**What to work on**
Nothing but an exact reproduction of the records, pictures excluded, should be returned.

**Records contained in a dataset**
◆ ◆ ◆ ◆

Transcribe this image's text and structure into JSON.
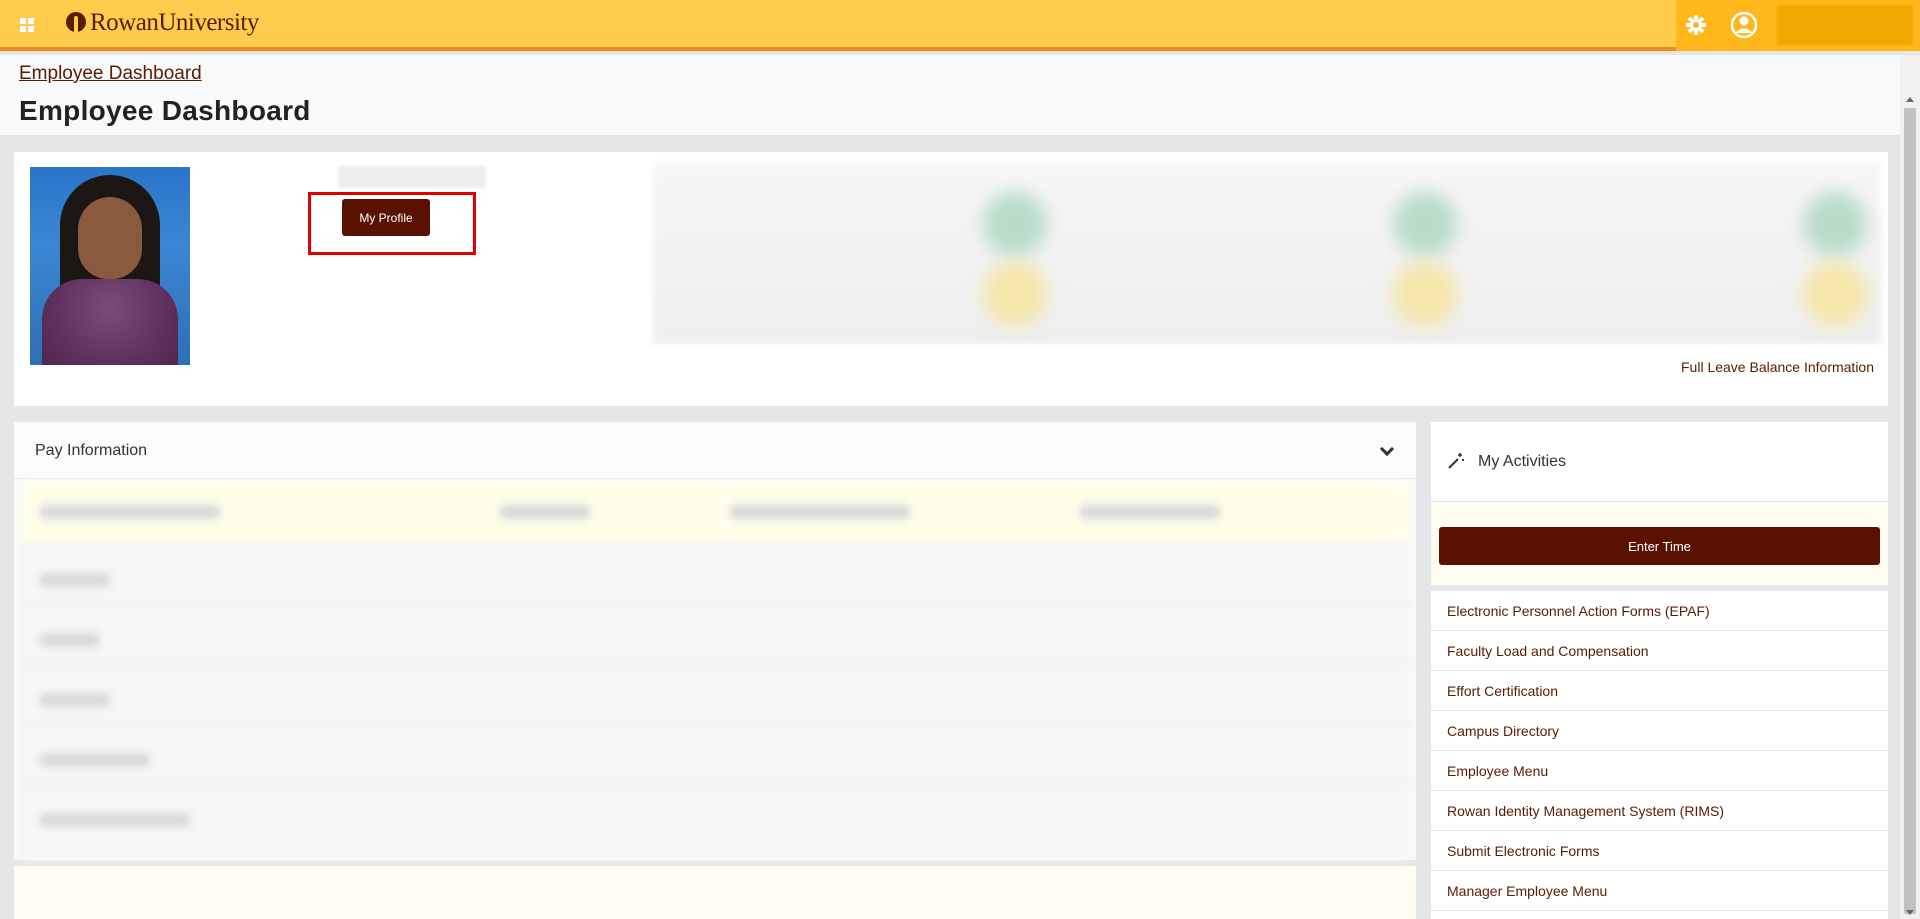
{
  "header": {
    "app_grid_icon": "grid-icon",
    "logo_text": "RowanUniversity",
    "settings_icon": "gear-icon",
    "user_icon": "user-circle-icon"
  },
  "page": {
    "breadcrumb": "Employee Dashboard",
    "title": "Employee Dashboard"
  },
  "profile": {
    "my_profile_label": "My Profile",
    "full_leave_link": "Full Leave Balance Information"
  },
  "pay": {
    "title": "Pay Information",
    "toggle_icon": "chevron-down-icon"
  },
  "activities": {
    "title": "My Activities",
    "icon": "magic-wand-icon",
    "enter_time_label": "Enter Time",
    "items": [
      {
        "label": "Electronic Personnel Action Forms (EPAF)"
      },
      {
        "label": "Faculty Load and Compensation"
      },
      {
        "label": "Effort Certification"
      },
      {
        "label": "Campus Directory"
      },
      {
        "label": "Employee Menu"
      },
      {
        "label": "Rowan Identity Management System (RIMS)"
      },
      {
        "label": "Submit Electronic Forms"
      },
      {
        "label": "Manager Employee Menu"
      }
    ]
  },
  "colors": {
    "header_bg": "#ffcc4e",
    "header_accent": "#f08a1c",
    "brand_brown": "#5a1200",
    "highlight_red": "#e00000"
  }
}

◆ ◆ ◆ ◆

**Response area**
Transcribe this image's text and structure into JSON.
{
  "header": {
    "app_grid_icon": "grid-icon",
    "logo_text": "RowanUniversity",
    "settings_icon": "gear-icon",
    "user_icon": "user-circle-icon"
  },
  "page": {
    "breadcrumb": "Employee Dashboard",
    "title": "Employee Dashboard"
  },
  "profile": {
    "my_profile_label": "My Profile",
    "full_leave_link": "Full Leave Balance Information"
  },
  "pay": {
    "title": "Pay Information",
    "toggle_icon": "chevron-down-icon"
  },
  "activities": {
    "title": "My Activities",
    "icon": "magic-wand-icon",
    "enter_time_label": "Enter Time",
    "items": [
      {
        "label": "Electronic Personnel Action Forms (EPAF)"
      },
      {
        "label": "Faculty Load and Compensation"
      },
      {
        "label": "Effort Certification"
      },
      {
        "label": "Campus Directory"
      },
      {
        "label": "Employee Menu"
      },
      {
        "label": "Rowan Identity Management System (RIMS)"
      },
      {
        "label": "Submit Electronic Forms"
      },
      {
        "label": "Manager Employee Menu"
      }
    ]
  },
  "colors": {
    "header_bg": "#ffcc4e",
    "header_accent": "#f08a1c",
    "brand_brown": "#5a1200",
    "highlight_red": "#e00000"
  }
}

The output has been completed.